Or have they? One case she’s never successfully closed is her marriage. And when Judge Joe assigns her to one of his divorce cases by appointing her as the Lawyer for the Dog — Sherman, a miniature schnauzer– she’s forced into close quarters with him again. Juggling the needs of the dog, the angry owners, her amorous but uncommunicative ex-husband, her aging, Alzheimer’s-ridden mother, and the expectations of the court is more than Sally could have imagined. And as rascally Sherman digs his way into Sally’s heart, he brings along his charming vet Tony, a man who makes Sally question her views on love and marriage.
Dear Ms. Robinson,
Forgive me if I say the reason I read the blurb for this book is because of a the dog on the cover. I know a friend who used to have a miniature schnauzer. I usually don’t like small dogs or schnauzers but I loved this dog. Spritzer was her name. When I saw the dog on the cover, I thought “Sprizter! I miss Sprizter. I must look into this book.”
Since the story is told from Sally’s first person point of view, it is important to like and trust her. I liked her from the start and she’s got a lot of common sense and practicality. She is a middle aged Every Woman. Her career may be not what she’d hoped for from back in her days of fiery defense of the poor and downtrodden but she’s made a life for herself, still believes in justice though she’s more realistic and tries not to use the word cynical – about how often it will actually occur, has too much on her plate and deals with a mother with Alzheimer’s.
I like that she’s satisfied with where she is in life. That she thinks her career is doing well, that she is successful, has had dates and boyfriends since her divorce and doesn’t feel she’s settled for less. In other words, she avoids the hopeless romance heroine clichés. I can empathize and sympathize with Sally with too much to do in a day and don’t look at yourself in the mirror in the afternoon sun because it’s going to show all your facial lines. I also wonder where my 20s year old self went too, sometimes.
I must offer fair warning when Sally speaks of her mother – the mother was probably born in the South in the 30s/40s and who has some viewpoints commensurate with that. Her daughter was supposed to marry well, have a big house with a maid and gardener.
So the dog needs a lawyer – almost like in a child custody case. Is this still “Only in America” or has the madness spread? Why does her ex-husband the Joe the judge ask her to take the case? She’s got a lot of common sense, a low tolerance for bullshit and judge is about to lose control of his docket. There might also be some unresolved feelings on his part due to marital issues he’s going through with his second wife. Sally quickly learns that dogs can be soothing, comforting, ready to listen when you need an non-judgmental ear. People also respond to you differently when you are walking a dog. I can also attest to that.
So everyone is wondering – or at least using it as an excuse to drag on the divorce process – what Sherman wants, what is best for him, who should get custody. Tony the vet has the best answer.

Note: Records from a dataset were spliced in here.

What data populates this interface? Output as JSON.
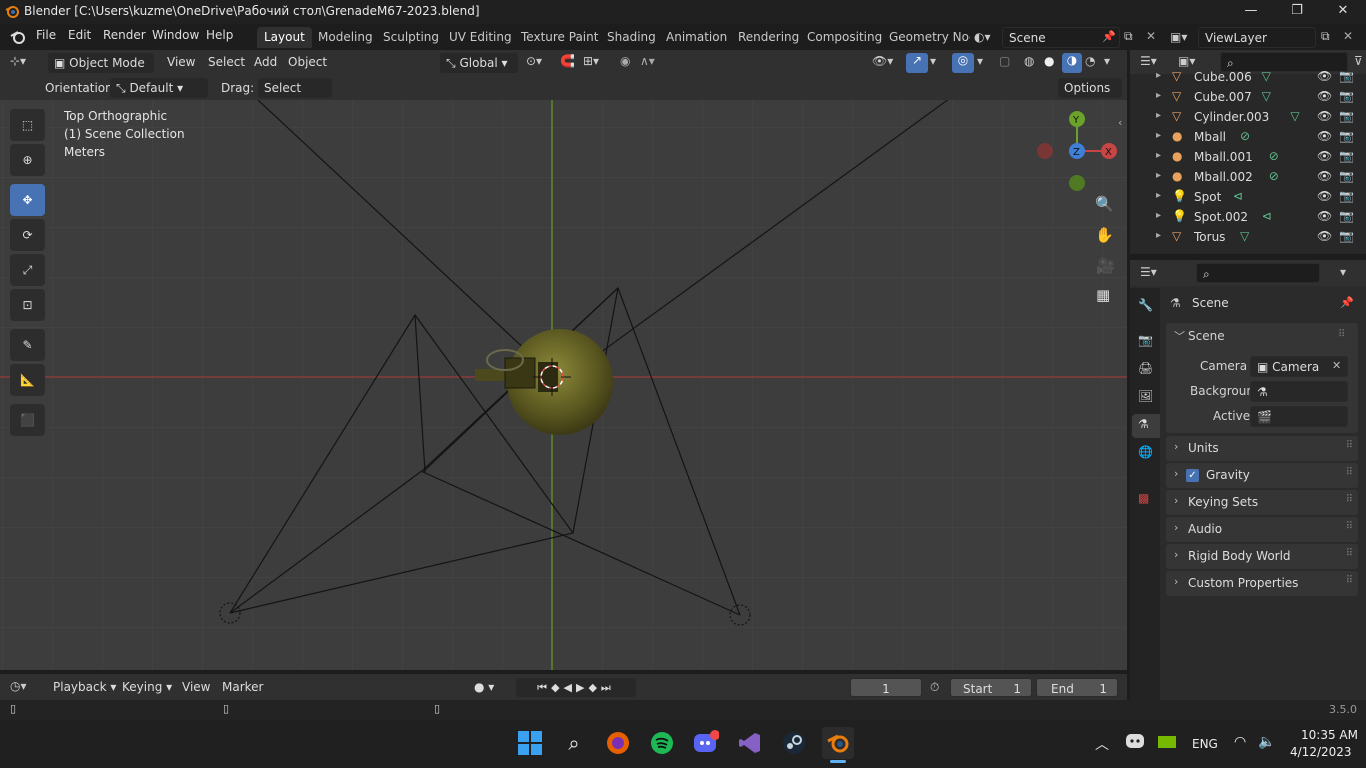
{
  "window": {
    "title": "Blender [C:\\Users\\kuzme\\OneDrive\\Рабочий стол\\GrenadeM67-2023.blend]",
    "min": "—",
    "max": "❐",
    "close": "✕"
  },
  "menu": [
    "File",
    "Edit",
    "Render",
    "Window",
    "Help"
  ],
  "workspaces": [
    "Layout",
    "Modeling",
    "Sculpting",
    "UV Editing",
    "Texture Paint",
    "Shading",
    "Animation",
    "Rendering",
    "Compositing",
    "Geometry Noc"
  ],
  "active_workspace": "Layout",
  "scene_field": "Scene",
  "viewlayer_field": "ViewLayer",
  "header": {
    "mode": "Object Mode",
    "view": "View",
    "select": "Select",
    "add": "Add",
    "object": "Object",
    "transform": "Global",
    "orientation_label": "Orientation:",
    "orientation_value": "Default",
    "drag_label": "Drag:",
    "drag_value": "Select Box",
    "options": "Options"
  },
  "viewport_info": {
    "line1": "Top Orthographic",
    "line2": "(1) Scene Collection",
    "line3": "Meters"
  },
  "gizmo": {
    "y": "Y",
    "z": "Z",
    "x": "X"
  },
  "outliner_items": [
    {
      "name": "Cube.006",
      "type": "mesh"
    },
    {
      "name": "Cube.007",
      "type": "mesh"
    },
    {
      "name": "Cylinder.003",
      "type": "mesh"
    },
    {
      "name": "Mball",
      "type": "meta"
    },
    {
      "name": "Mball.001",
      "type": "meta"
    },
    {
      "name": "Mball.002",
      "type": "meta"
    },
    {
      "name": "Spot",
      "type": "light"
    },
    {
      "name": "Spot.002",
      "type": "light"
    },
    {
      "name": "Torus",
      "type": "mesh"
    }
  ],
  "properties": {
    "context": "Scene",
    "panel_scene": "Scene",
    "camera_label": "Camera",
    "camera_value": "Camera",
    "background_label": "Backgroun...",
    "active_clip_label": "Active Clip",
    "panels": [
      "Units",
      "Gravity",
      "Keying Sets",
      "Audio",
      "Rigid Body World",
      "Custom Properties"
    ]
  },
  "timeline": {
    "playback": "Playback",
    "keying": "Keying",
    "view": "View",
    "marker": "Marker",
    "frame": "1",
    "start_label": "Start",
    "start": "1",
    "end_label": "End",
    "end": "1"
  },
  "version": "3.5.0",
  "taskbar": {
    "lang": "ENG",
    "time": "10:35 AM",
    "date": "4/12/2023"
  },
  "colors": {
    "accent": "#4772b3",
    "x_axis": "#c84545",
    "y_axis": "#6aa22a",
    "z_axis": "#3f7fd8"
  }
}
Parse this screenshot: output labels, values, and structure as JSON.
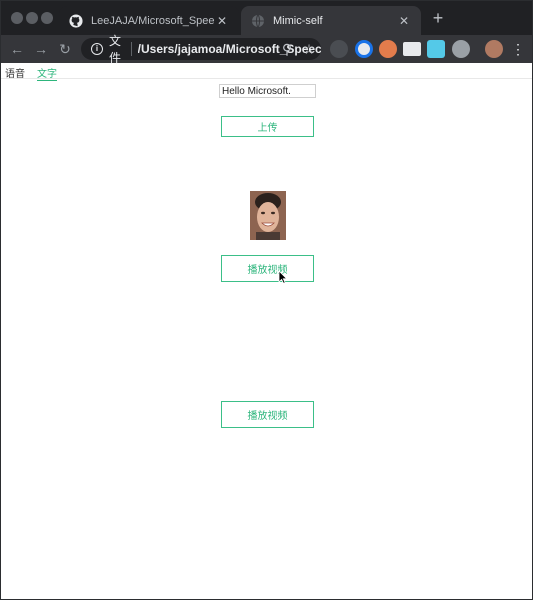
{
  "browser": {
    "tabs": [
      {
        "title": "LeeJAJA/Microsoft_Speech_API",
        "icon": "github-icon"
      },
      {
        "title": "Mimic-self",
        "icon": "globe-icon",
        "active": true
      }
    ],
    "address": {
      "scheme_label": "文件",
      "url": "/Users/jajamoa/Microsoft_Speech_API/index.html"
    },
    "colors": {
      "tab_bg": "#202124",
      "toolbar_bg": "#35363a",
      "accent": "#2db57c"
    }
  },
  "page": {
    "nav": {
      "voice_label": "语音",
      "text_label": "文字"
    },
    "text_input_value": "Hello Microsoft.",
    "upload_label": "上传",
    "play_video_label_1": "播放视频",
    "play_video_label_2": "播放视频",
    "avatar_image": "smiling-face-photo"
  }
}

“Do you think dogs suffer like we do?”
“They suffer, but not in the same ways. Sherman, for example, isn’t plagued by self-doubt. He misses Maryann and Rusty, and their disappearance is a mystery to him, but he isn’t worried that he did something wrong. He’ll allow himself to be comforted. He’ll accept your love without worrying about whether he deserves it.”
And I guess that’s the best way to go through life. Don’t worry so much, accept comfort and love and, in Sherman’s case, if you get a chance to roll in something stinky then life is good.
The book is really about Sally coming to terms with the issues in her life and is more women’s fiction with a romance thread and a HFN ending. Sherman’s okay and Sally appears to have a profitable new type of clientele plus one vet she’s getting to know better. It’s a lovely, gentle book with good characterization and subtle humor – Sally’s “memo to file” is hilarious. It’s not a fireworks story but a warm hug story which I thoroughly enjoyed. B